» Work item:
Every entry below is to be copied exactly, with nothing left out.

Start of Extracted records

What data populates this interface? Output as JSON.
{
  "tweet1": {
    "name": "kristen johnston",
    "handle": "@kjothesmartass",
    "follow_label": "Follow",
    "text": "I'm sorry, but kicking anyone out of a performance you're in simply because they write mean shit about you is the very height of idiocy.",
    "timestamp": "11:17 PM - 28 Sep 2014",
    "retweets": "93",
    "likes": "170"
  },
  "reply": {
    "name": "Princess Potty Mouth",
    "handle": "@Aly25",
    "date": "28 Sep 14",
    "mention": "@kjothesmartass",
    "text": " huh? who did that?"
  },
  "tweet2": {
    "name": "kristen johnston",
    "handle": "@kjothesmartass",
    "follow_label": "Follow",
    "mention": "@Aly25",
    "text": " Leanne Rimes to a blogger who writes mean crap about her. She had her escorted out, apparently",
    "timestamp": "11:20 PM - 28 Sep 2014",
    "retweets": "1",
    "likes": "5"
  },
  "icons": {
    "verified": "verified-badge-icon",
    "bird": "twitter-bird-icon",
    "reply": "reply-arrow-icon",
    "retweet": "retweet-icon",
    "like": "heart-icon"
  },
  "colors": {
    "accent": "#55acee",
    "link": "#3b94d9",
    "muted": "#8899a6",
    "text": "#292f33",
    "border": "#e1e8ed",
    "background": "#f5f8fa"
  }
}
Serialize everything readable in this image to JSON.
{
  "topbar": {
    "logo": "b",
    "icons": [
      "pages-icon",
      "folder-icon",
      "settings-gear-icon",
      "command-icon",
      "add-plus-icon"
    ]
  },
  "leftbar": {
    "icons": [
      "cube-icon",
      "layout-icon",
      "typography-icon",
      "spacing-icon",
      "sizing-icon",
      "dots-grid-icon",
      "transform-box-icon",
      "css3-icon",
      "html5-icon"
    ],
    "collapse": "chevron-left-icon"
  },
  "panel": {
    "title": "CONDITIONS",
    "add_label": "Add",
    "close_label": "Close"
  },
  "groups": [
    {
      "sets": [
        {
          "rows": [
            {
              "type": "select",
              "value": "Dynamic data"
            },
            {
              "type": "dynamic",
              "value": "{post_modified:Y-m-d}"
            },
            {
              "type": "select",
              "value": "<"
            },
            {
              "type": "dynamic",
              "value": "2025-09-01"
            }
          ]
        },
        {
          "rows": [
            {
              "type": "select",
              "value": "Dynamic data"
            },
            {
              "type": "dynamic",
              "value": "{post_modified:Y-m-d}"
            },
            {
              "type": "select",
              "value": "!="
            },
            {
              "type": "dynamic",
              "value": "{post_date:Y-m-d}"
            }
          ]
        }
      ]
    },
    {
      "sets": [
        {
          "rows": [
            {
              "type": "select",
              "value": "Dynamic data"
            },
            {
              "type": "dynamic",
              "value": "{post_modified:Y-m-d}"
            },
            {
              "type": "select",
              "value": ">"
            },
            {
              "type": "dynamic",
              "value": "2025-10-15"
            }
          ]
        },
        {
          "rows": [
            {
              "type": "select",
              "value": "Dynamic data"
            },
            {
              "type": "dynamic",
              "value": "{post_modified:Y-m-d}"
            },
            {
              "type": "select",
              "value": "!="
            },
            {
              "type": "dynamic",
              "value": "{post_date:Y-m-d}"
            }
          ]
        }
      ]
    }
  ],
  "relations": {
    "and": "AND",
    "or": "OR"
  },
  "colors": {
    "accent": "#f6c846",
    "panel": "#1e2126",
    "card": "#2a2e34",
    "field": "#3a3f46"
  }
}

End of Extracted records

» Response area:
What data populates this interface? Output as JSON.
{
  "tweet1": {
    "name": "kristen johnston",
    "handle": "@kjothesmartass",
    "follow_label": "Follow",
    "text": "I'm sorry, but kicking anyone out of a performance you're in simply because they write mean shit about you is the very height of idiocy.",
    "timestamp": "11:17 PM - 28 Sep 2014",
    "retweets": "93",
    "likes": "170"
  },
  "reply": {
    "name": "Princess Potty Mouth",
    "handle": "@Aly25",
    "date": "28 Sep 14",
    "mention": "@kjothesmartass",
    "text": " huh? who did that?"
  },
  "tweet2": {
    "name": "kristen johnston",
    "handle": "@kjothesmartass",
    "follow_label": "Follow",
    "mention": "@Aly25",
    "text": " Leanne Rimes to a blogger who writes mean crap about her. She had her escorted out, apparently",
    "timestamp": "11:20 PM - 28 Sep 2014",
    "retweets": "1",
    "likes": "5"
  },
  "icons": {
    "verified": "verified-badge-icon",
    "bird": "twitter-bird-icon",
    "reply": "reply-arrow-icon",
    "retweet": "retweet-icon",
    "like": "heart-icon"
  },
  "colors": {
    "accent": "#55acee",
    "link": "#3b94d9",
    "muted": "#8899a6",
    "text": "#292f33",
    "border": "#e1e8ed",
    "background": "#f5f8fa"
  }
}
Serialize everything readable in this image to JSON.
{
  "topbar": {
    "logo": "b",
    "icons": [
      "pages-icon",
      "folder-icon",
      "settings-gear-icon",
      "command-icon",
      "add-plus-icon"
    ]
  },
  "leftbar": {
    "icons": [
      "cube-icon",
      "layout-icon",
      "typography-icon",
      "spacing-icon",
      "sizing-icon",
      "dots-grid-icon",
      "transform-box-icon",
      "css3-icon",
      "html5-icon"
    ],
    "collapse": "chevron-left-icon"
  },
  "panel": {
    "title": "CONDITIONS",
    "add_label": "Add",
    "close_label": "Close"
  },
  "groups": [
    {
      "sets": [
        {
          "rows": [
            {
              "type": "select",
              "value": "Dynamic data"
            },
            {
              "type": "dynamic",
              "value": "{post_modified:Y-m-d}"
            },
            {
              "type": "select",
              "value": "<"
            },
            {
              "type": "dynamic",
              "value": "2025-09-01"
            }
          ]
        },
        {
          "rows": [
            {
              "type": "select",
              "value": "Dynamic data"
            },
            {
              "type": "dynamic",
              "value": "{post_modified:Y-m-d}"
            },
            {
              "type": "select",
              "value": "!="
            },
            {
              "type": "dynamic",
              "value": "{post_date:Y-m-d}"
            }
          ]
        }
      ]
    },
    {
      "sets": [
        {
          "rows": [
            {
              "type": "select",
              "value": "Dynamic data"
            },
            {
              "type": "dynamic",
              "value": "{post_modified:Y-m-d}"
            },
            {
              "type": "select",
              "value": ">"
            },
            {
              "type": "dynamic",
              "value": "2025-10-15"
            }
          ]
        },
        {
          "rows": [
            {
              "type": "select",
              "value": "Dynamic data"
            },
            {
              "type": "dynamic",
              "value": "{post_modified:Y-m-d}"
            },
            {
              "type": "select",
              "value": "!="
            },
            {
              "type": "dynamic",
              "value": "{post_date:Y-m-d}"
            }
          ]
        }
      ]
    }
  ],
  "relations": {
    "and": "AND",
    "or": "OR"
  },
  "colors": {
    "accent": "#f6c846",
    "panel": "#1e2126",
    "card": "#2a2e34",
    "field": "#3a3f46"
  }
}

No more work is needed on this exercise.